--- Record extracts Enclosed Below ---

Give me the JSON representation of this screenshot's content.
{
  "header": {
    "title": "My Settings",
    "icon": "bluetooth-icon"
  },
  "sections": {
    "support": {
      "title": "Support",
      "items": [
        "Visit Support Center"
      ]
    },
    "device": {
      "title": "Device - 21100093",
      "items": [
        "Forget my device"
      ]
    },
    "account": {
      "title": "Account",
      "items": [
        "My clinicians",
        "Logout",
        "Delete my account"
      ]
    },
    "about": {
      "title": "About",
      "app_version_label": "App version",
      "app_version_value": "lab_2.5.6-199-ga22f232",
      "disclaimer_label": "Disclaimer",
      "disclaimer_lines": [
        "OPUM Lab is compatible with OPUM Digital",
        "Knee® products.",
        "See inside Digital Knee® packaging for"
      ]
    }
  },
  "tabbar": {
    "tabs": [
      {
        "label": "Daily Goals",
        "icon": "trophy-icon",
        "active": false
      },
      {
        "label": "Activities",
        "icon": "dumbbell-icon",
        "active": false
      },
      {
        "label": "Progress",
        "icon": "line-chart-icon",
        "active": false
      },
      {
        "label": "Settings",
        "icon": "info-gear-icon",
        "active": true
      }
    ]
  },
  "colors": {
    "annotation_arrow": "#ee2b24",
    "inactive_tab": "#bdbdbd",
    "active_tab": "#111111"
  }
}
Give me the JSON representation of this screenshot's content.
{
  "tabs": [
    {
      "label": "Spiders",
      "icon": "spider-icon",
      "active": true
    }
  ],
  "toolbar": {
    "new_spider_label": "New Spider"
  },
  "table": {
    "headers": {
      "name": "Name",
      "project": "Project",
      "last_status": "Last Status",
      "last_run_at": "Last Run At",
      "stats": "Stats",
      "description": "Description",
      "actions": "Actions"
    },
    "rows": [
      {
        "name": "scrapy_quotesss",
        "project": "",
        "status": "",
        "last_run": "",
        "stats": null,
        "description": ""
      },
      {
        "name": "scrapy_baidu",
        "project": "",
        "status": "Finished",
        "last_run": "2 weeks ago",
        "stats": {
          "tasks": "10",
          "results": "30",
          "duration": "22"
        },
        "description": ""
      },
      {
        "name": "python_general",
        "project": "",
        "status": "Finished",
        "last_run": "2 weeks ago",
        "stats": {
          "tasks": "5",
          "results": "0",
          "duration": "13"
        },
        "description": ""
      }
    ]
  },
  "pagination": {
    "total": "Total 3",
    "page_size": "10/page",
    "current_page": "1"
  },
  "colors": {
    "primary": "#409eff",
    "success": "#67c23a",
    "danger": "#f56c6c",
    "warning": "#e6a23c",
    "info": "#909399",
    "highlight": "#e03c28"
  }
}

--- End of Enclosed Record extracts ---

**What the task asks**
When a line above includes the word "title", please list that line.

**Response area**
    "title": "My Settings",
      "title": "Support",
      "title": "Device - 21100093",
      "title": "Account",
      "title": "About",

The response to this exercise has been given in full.